But local councillors are in opposition to the scheme and have said that their preliminary view is that it should be refused.
Cllr Kathy McLauchlan, who represents the Whimple ward, said: “The CGI images that were requested by the Development Management Committee are misleading and not representative of how the service station would appear on the landscape.
“I am still of the opinion that the plans as they stand would cause significant harm to the countryside and I have driven the length of the A30 from Ilminster to Daisymount and still feel that this service station is neither desired nor required at this point on the A30.”
Cllr Vicky Johns, who represents the Ottery St Mary ward added: “I also have concerns that the shop is quite large and not a farm shop, as I believe it should be within the policy on retail within the open countryside.”
Cllr Jess Bailey, who represents the West Hill and Aylesbeare ward, said: “It is a highly sensitive and prominent site and I believe that the very urbanising appearance of the two storey McDonalds and service station will be severely detrimental.
“The retail element is likely to cause significant harm to existing retailers in surrounding towns and villages and approval of this application would directly contradict the climate change emergency declared by EDDC.”
The application will be discussed by councillors on Monday morning with officers recommending approval.

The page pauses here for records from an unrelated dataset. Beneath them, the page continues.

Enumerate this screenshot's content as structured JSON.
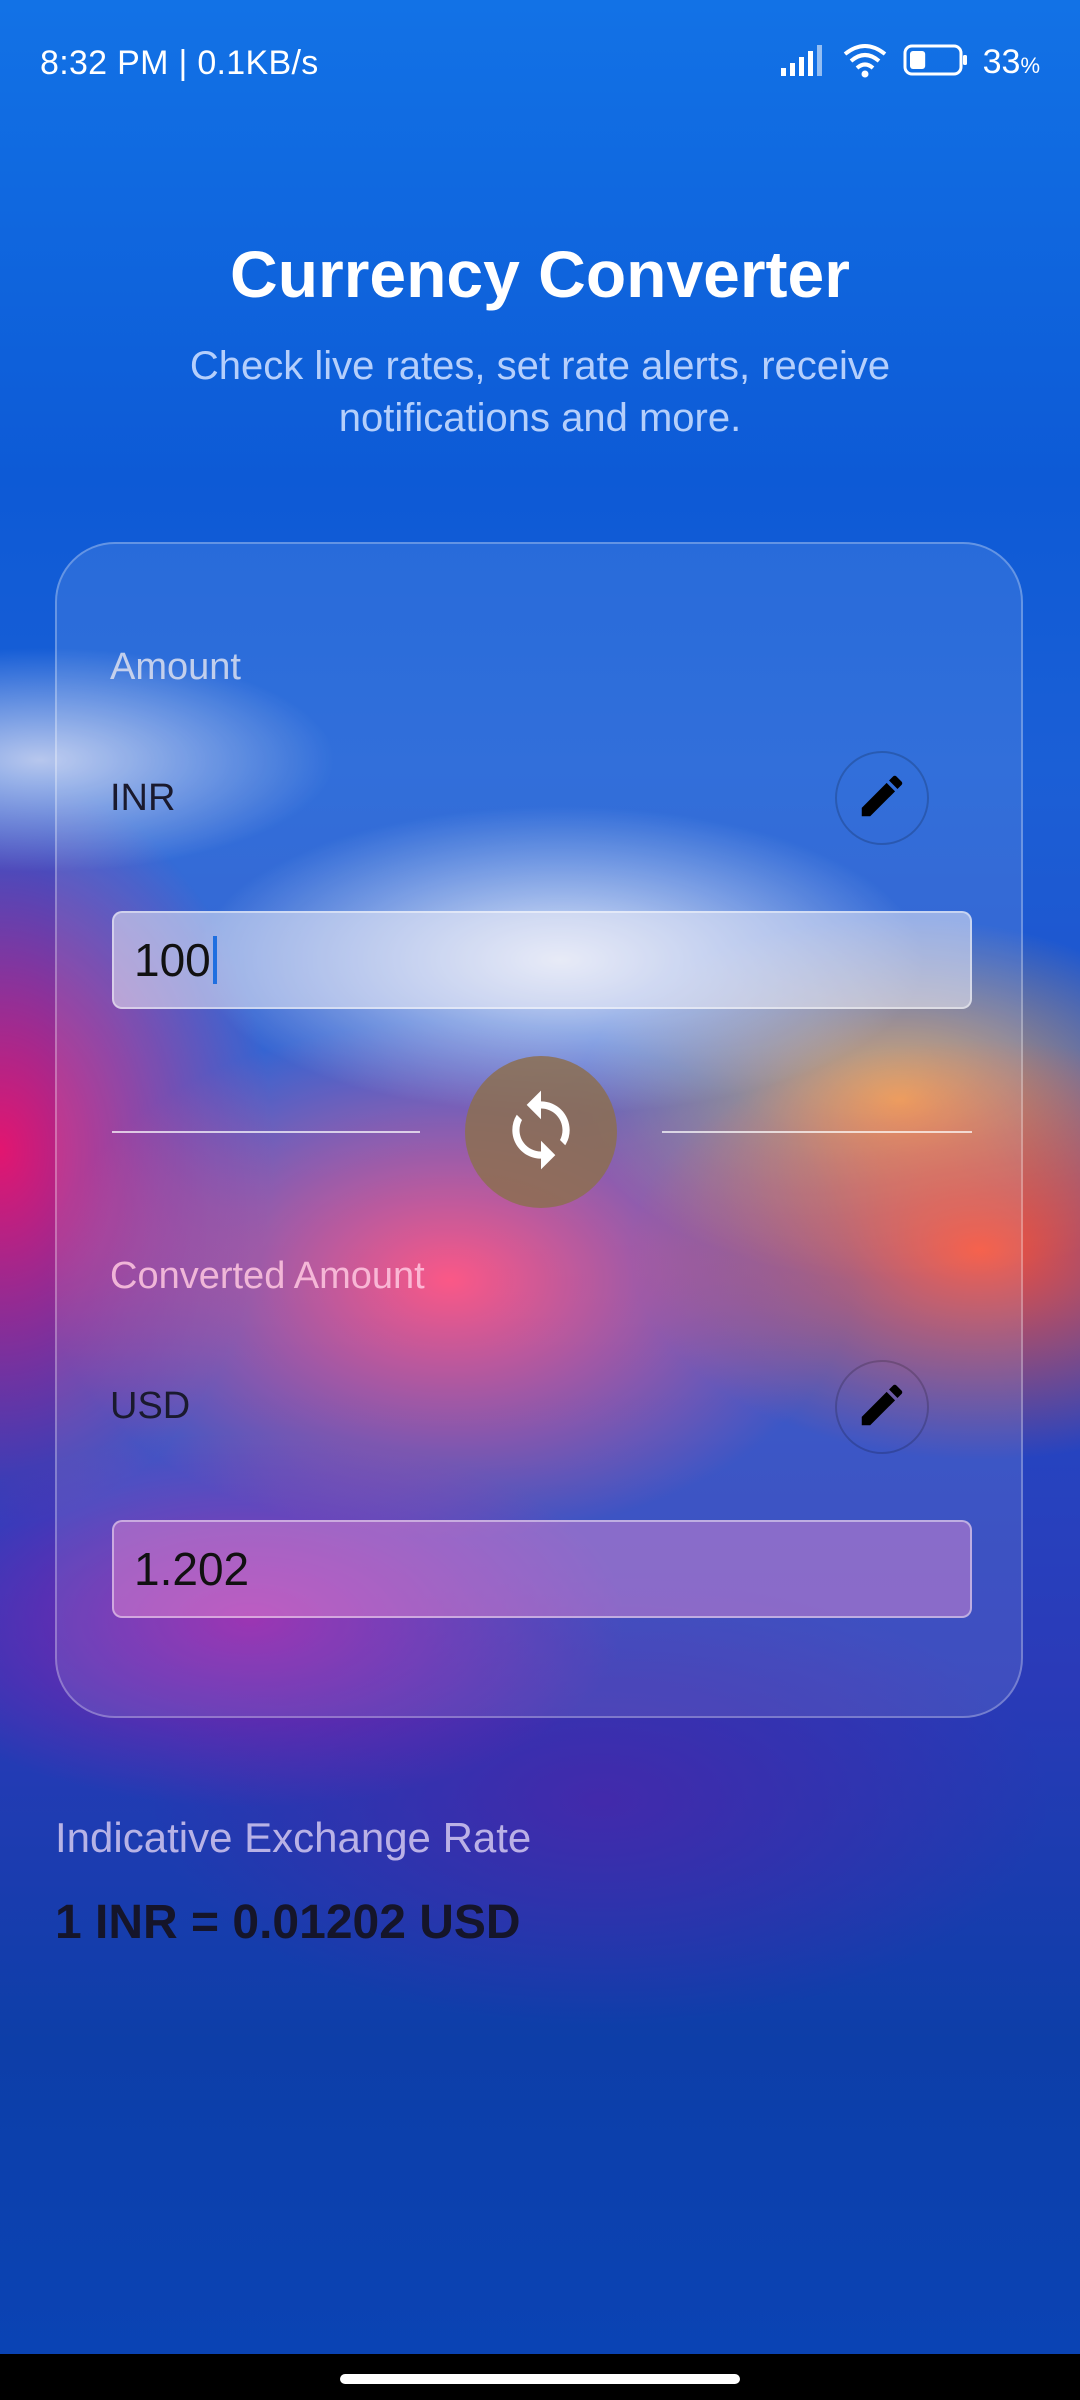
{
  "status_bar": {
    "time_speed": "8:32 PM | 0.1KB/s",
    "battery_value": "33",
    "battery_unit": "%",
    "battery_level": 0.33,
    "icons": [
      "signal-icon",
      "wifi-icon",
      "battery-icon"
    ]
  },
  "header": {
    "title": "Currency Converter",
    "subtitle": "Check live rates, set rate alerts, receive notifications and more."
  },
  "converter": {
    "amount_label": "Amount",
    "from_currency": "INR",
    "from_value": "100",
    "converted_label": "Converted Amount",
    "to_currency": "USD",
    "to_value": "1.202",
    "edit_icon": "pencil-icon",
    "swap_icon": "swap-arrows-icon"
  },
  "rate": {
    "label": "Indicative Exchange Rate",
    "value": "1 INR = 0.01202 USD"
  },
  "colors": {
    "accent": "#1f6fe0",
    "title": "#ffffff",
    "dark_text": "#15152a"
  }
}
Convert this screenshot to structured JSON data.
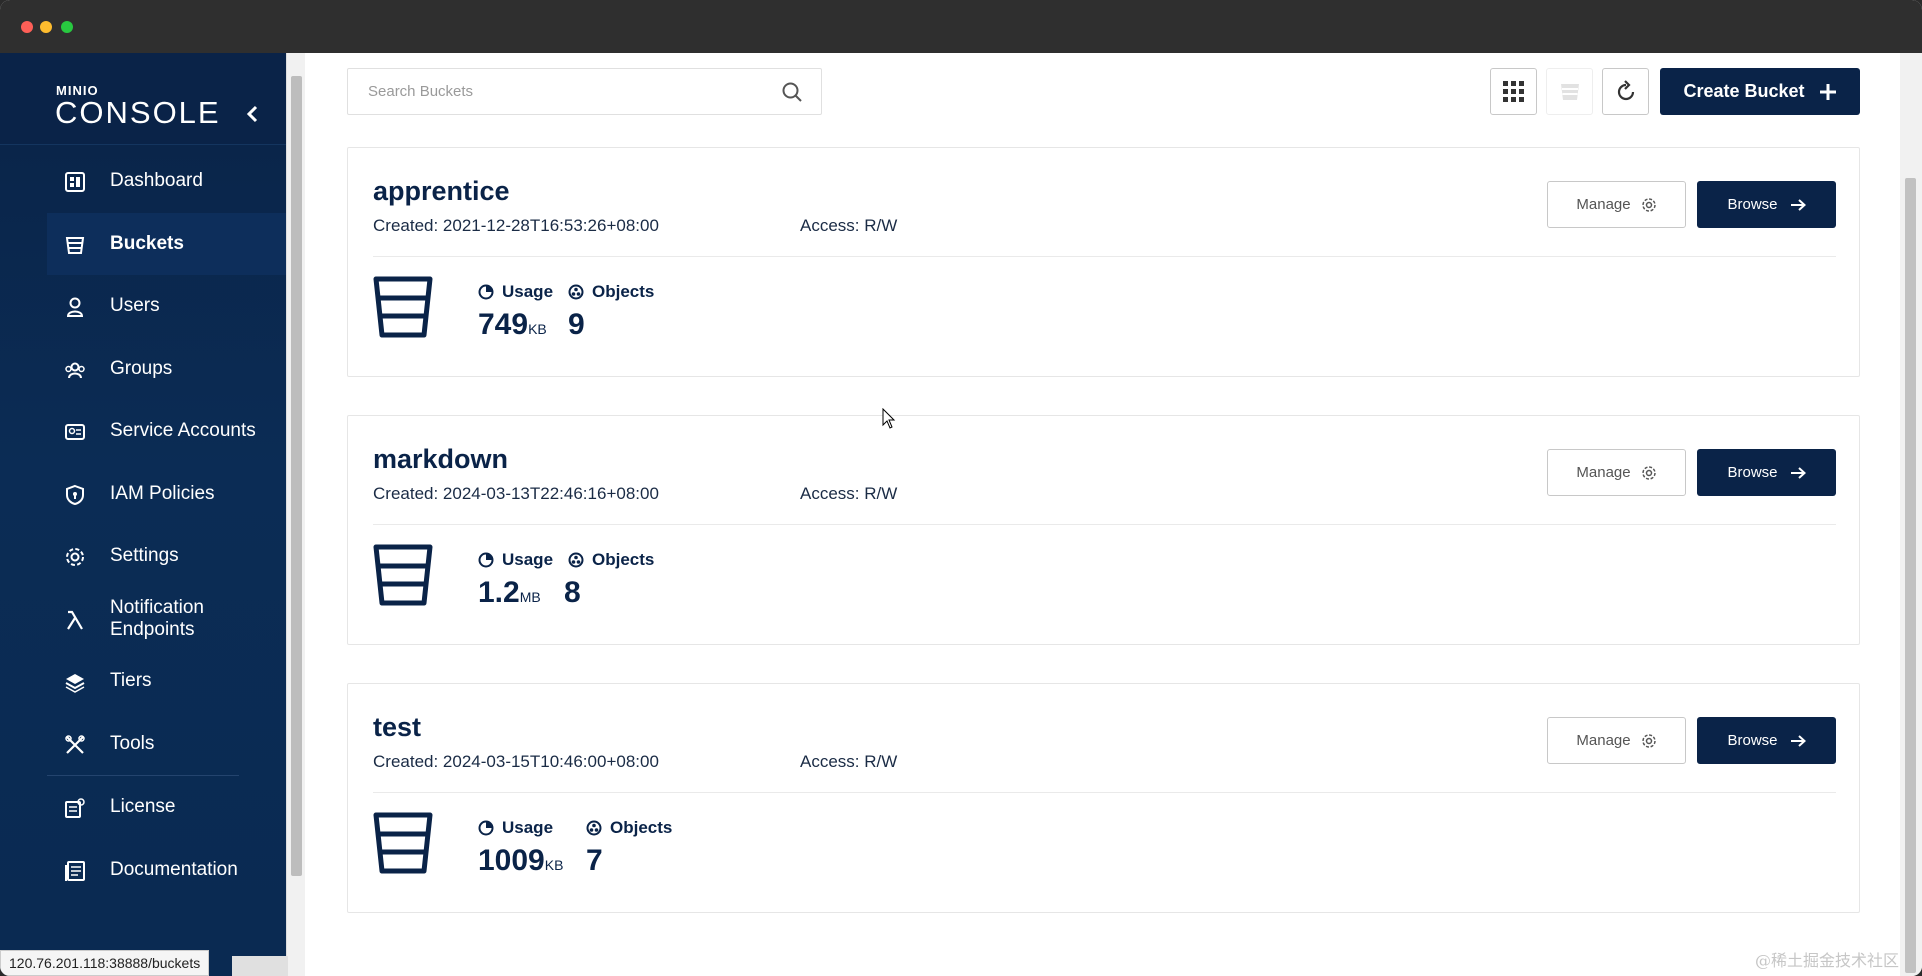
{
  "window": {
    "title": ""
  },
  "sidebar": {
    "logo_small": "MINIO",
    "logo_big": "CONSOLE",
    "collapse": "‹",
    "items": [
      {
        "label": "Dashboard",
        "icon": "dashboard-icon"
      },
      {
        "label": "Buckets",
        "icon": "bucket-icon",
        "active": true
      },
      {
        "label": "Users",
        "icon": "user-icon"
      },
      {
        "label": "Groups",
        "icon": "groups-icon"
      },
      {
        "label": "Service Accounts",
        "icon": "service-accounts-icon"
      },
      {
        "label": "IAM Policies",
        "icon": "shield-icon"
      },
      {
        "label": "Settings",
        "icon": "gear-icon"
      },
      {
        "label": "Notification Endpoints",
        "icon": "lambda-icon"
      },
      {
        "label": "Tiers",
        "icon": "layers-icon"
      },
      {
        "label": "Tools",
        "icon": "tools-icon"
      },
      {
        "label": "License",
        "icon": "license-icon"
      },
      {
        "label": "Documentation",
        "icon": "documentation-icon"
      }
    ]
  },
  "toolbar": {
    "search_placeholder": "Search Buckets",
    "create_label": "Create Bucket"
  },
  "buckets": [
    {
      "name": "apprentice",
      "created": "Created: 2021-12-28T16:53:26+08:00",
      "access": "Access: R/W",
      "usage_label": "Usage",
      "usage_value": "749",
      "usage_unit": "KB",
      "objects_label": "Objects",
      "objects_value": "9",
      "manage": "Manage",
      "browse": "Browse"
    },
    {
      "name": "markdown",
      "created": "Created: 2024-03-13T22:46:16+08:00",
      "access": "Access: R/W",
      "usage_label": "Usage",
      "usage_value": "1.2",
      "usage_unit": "MB",
      "objects_label": "Objects",
      "objects_value": "8",
      "manage": "Manage",
      "browse": "Browse"
    },
    {
      "name": "test",
      "created": "Created: 2024-03-15T10:46:00+08:00",
      "access": "Access: R/W",
      "usage_label": "Usage",
      "usage_value": "1009",
      "usage_unit": "KB",
      "objects_label": "Objects",
      "objects_value": "7",
      "manage": "Manage",
      "browse": "Browse"
    }
  ],
  "status_bar": {
    "url": "120.76.201.118:38888/buckets"
  },
  "watermark": "@稀土掘金技术社区",
  "colors": {
    "brand": "#0a2348",
    "accent": "#0b2c55"
  }
}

When the committee debating the scheme in December, votes for approval and a site visit were lost, while councillors struggled to put forward a reason for refusal, before deferring to allow CGI images to be produced.